  • Newsmaker: Surveillance City, Washington DC
    Next time you visit Washington and go up the Capitol Steps, or just have a picnic on the Washington Mall, you may be watched. It won't just be the cop on the street, but the FBI, Secret Service and other agencies with access to what's becoming America's most extensive video surveillance system. Jess Bravin, of The Wall Street Journal, previews the futuristic Joint Operation Command Center.
  • Reporter's Notebook: The Chocolate Slave Trade
    Some 43 percent of the cocoa beans that go into America's chocolate come from Africa's Ivory Coast. Last summer, when the Knight Ridder chain reported that African cocoa farmers were using the labor of child slaves, a "surprised" chocolate industry promised to take responsibility. Sudarshan Raghavan, Nairobi bureau chief for Knight Ridder, has more on the industry's promise abolish child slavery.
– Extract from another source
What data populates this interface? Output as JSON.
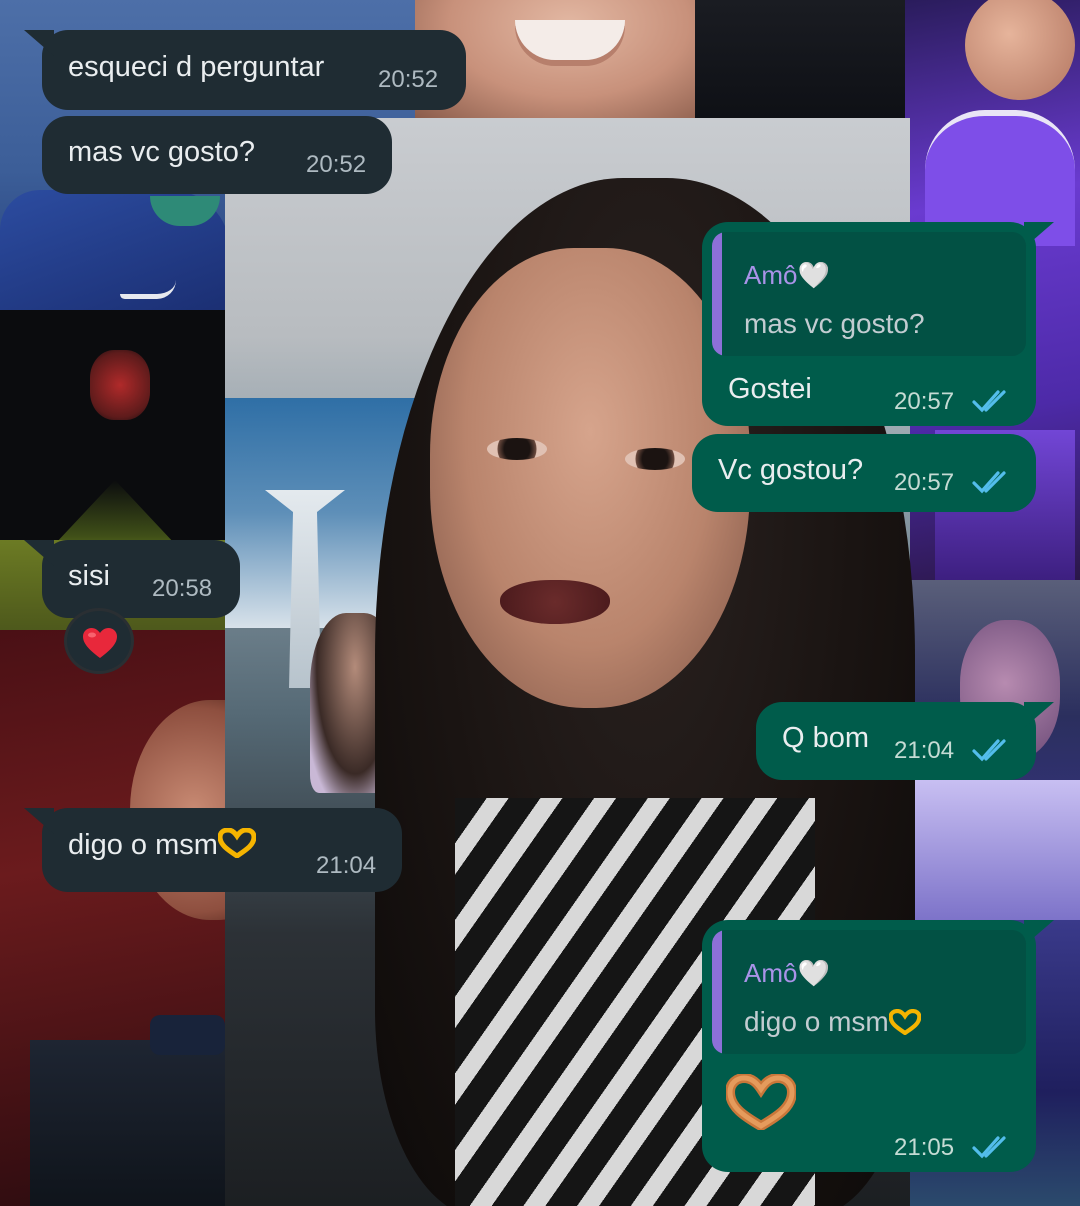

The Wall Street Journal


Bipartisan Campaign Reform Act of 2001 (HR 2356)


Money Wanders

PR Watch

Toxic Sludge is Good for You: Lies, Damn Lies and the Public Relations Industry

Trust Us, We're Experts

Harkin-Engel Protocol

Knight Ridder



Warren Olney